What is expected.
Write out each entry again. Keep every word exactly as it is.

Dataset entries.
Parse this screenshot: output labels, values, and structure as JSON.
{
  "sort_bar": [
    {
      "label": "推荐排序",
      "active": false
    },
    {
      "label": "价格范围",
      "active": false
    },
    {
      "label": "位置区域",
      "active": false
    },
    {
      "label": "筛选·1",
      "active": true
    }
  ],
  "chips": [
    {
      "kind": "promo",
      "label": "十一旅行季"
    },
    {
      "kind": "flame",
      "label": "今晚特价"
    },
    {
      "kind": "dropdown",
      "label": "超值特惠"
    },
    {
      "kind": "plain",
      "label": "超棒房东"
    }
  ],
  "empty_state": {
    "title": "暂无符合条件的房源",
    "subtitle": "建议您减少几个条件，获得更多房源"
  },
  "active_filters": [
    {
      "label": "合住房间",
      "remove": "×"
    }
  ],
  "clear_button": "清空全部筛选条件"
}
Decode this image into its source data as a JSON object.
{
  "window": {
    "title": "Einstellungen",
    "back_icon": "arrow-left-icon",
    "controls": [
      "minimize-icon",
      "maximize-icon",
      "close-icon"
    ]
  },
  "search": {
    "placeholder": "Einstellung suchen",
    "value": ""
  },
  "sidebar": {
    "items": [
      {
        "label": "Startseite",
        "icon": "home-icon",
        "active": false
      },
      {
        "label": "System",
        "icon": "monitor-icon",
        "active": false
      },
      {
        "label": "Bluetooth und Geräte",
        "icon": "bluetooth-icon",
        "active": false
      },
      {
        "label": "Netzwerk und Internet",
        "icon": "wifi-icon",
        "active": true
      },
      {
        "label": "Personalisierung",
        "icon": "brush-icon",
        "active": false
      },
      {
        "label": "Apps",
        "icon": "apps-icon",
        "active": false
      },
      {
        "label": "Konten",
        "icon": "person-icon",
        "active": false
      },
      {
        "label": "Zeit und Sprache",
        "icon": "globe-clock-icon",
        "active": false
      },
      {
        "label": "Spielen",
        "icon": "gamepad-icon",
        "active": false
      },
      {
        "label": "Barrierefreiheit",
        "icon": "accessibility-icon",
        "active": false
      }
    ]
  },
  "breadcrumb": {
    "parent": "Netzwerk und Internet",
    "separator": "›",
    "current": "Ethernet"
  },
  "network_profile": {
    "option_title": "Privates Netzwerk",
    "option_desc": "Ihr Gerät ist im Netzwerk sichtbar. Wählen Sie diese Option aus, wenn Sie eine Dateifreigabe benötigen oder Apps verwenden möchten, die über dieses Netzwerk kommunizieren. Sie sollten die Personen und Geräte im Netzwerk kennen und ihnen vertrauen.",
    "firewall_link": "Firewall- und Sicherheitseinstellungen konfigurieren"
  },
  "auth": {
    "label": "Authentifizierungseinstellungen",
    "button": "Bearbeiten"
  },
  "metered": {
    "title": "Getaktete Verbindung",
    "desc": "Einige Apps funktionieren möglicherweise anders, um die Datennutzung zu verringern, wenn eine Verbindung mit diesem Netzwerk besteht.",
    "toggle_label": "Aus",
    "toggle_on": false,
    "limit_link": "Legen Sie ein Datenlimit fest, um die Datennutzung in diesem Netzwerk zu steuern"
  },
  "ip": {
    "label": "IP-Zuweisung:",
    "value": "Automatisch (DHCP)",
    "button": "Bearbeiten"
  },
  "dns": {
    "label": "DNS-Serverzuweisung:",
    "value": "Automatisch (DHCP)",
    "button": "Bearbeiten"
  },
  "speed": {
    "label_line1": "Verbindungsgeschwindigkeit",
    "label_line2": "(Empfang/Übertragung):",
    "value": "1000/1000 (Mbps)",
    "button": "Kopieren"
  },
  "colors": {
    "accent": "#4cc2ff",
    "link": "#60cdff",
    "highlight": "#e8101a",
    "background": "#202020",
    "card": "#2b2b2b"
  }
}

Your solution.
Parse this screenshot: output labels, values, and structure as JSON.
{
  "sort_bar": [
    {
      "label": "推荐排序",
      "active": false
    },
    {
      "label": "价格范围",
      "active": false
    },
    {
      "label": "位置区域",
      "active": false
    },
    {
      "label": "筛选·1",
      "active": true
    }
  ],
  "chips": [
    {
      "kind": "promo",
      "label": "十一旅行季"
    },
    {
      "kind": "flame",
      "label": "今晚特价"
    },
    {
      "kind": "dropdown",
      "label": "超值特惠"
    },
    {
      "kind": "plain",
      "label": "超棒房东"
    }
  ],
  "empty_state": {
    "title": "暂无符合条件的房源",
    "subtitle": "建议您减少几个条件，获得更多房源"
  },
  "active_filters": [
    {
      "label": "合住房间",
      "remove": "×"
    }
  ],
  "clear_button": "清空全部筛选条件"
}
Decode this image into its source data as a JSON object.
{
  "window": {
    "title": "Einstellungen",
    "back_icon": "arrow-left-icon",
    "controls": [
      "minimize-icon",
      "maximize-icon",
      "close-icon"
    ]
  },
  "search": {
    "placeholder": "Einstellung suchen",
    "value": ""
  },
  "sidebar": {
    "items": [
      {
        "label": "Startseite",
        "icon": "home-icon",
        "active": false
      },
      {
        "label": "System",
        "icon": "monitor-icon",
        "active": false
      },
      {
        "label": "Bluetooth und Geräte",
        "icon": "bluetooth-icon",
        "active": false
      },
      {
        "label": "Netzwerk und Internet",
        "icon": "wifi-icon",
        "active": true
      },
      {
        "label": "Personalisierung",
        "icon": "brush-icon",
        "active": false
      },
      {
        "label": "Apps",
        "icon": "apps-icon",
        "active": false
      },
      {
        "label": "Konten",
        "icon": "person-icon",
        "active": false
      },
      {
        "label": "Zeit und Sprache",
        "icon": "globe-clock-icon",
        "active": false
      },
      {
        "label": "Spielen",
        "icon": "gamepad-icon",
        "active": false
      },
      {
        "label": "Barrierefreiheit",
        "icon": "accessibility-icon",
        "active": false
      }
    ]
  },
  "breadcrumb": {
    "parent": "Netzwerk und Internet",
    "separator": "›",
    "current": "Ethernet"
  },
  "network_profile": {
    "option_title": "Privates Netzwerk",
    "option_desc": "Ihr Gerät ist im Netzwerk sichtbar. Wählen Sie diese Option aus, wenn Sie eine Dateifreigabe benötigen oder Apps verwenden möchten, die über dieses Netzwerk kommunizieren. Sie sollten die Personen und Geräte im Netzwerk kennen und ihnen vertrauen.",
    "firewall_link": "Firewall- und Sicherheitseinstellungen konfigurieren"
  },
  "auth": {
    "label": "Authentifizierungseinstellungen",
    "button": "Bearbeiten"
  },
  "metered": {
    "title": "Getaktete Verbindung",
    "desc": "Einige Apps funktionieren möglicherweise anders, um die Datennutzung zu verringern, wenn eine Verbindung mit diesem Netzwerk besteht.",
    "toggle_label": "Aus",
    "toggle_on": false,
    "limit_link": "Legen Sie ein Datenlimit fest, um die Datennutzung in diesem Netzwerk zu steuern"
  },
  "ip": {
    "label": "IP-Zuweisung:",
    "value": "Automatisch (DHCP)",
    "button": "Bearbeiten"
  },
  "dns": {
    "label": "DNS-Serverzuweisung:",
    "value": "Automatisch (DHCP)",
    "button": "Bearbeiten"
  },
  "speed": {
    "label_line1": "Verbindungsgeschwindigkeit",
    "label_line2": "(Empfang/Übertragung):",
    "value": "1000/1000 (Mbps)",
    "button": "Kopieren"
  },
  "colors": {
    "accent": "#4cc2ff",
    "link": "#60cdff",
    "highlight": "#e8101a",
    "background": "#202020",
    "card": "#2b2b2b"
  }
}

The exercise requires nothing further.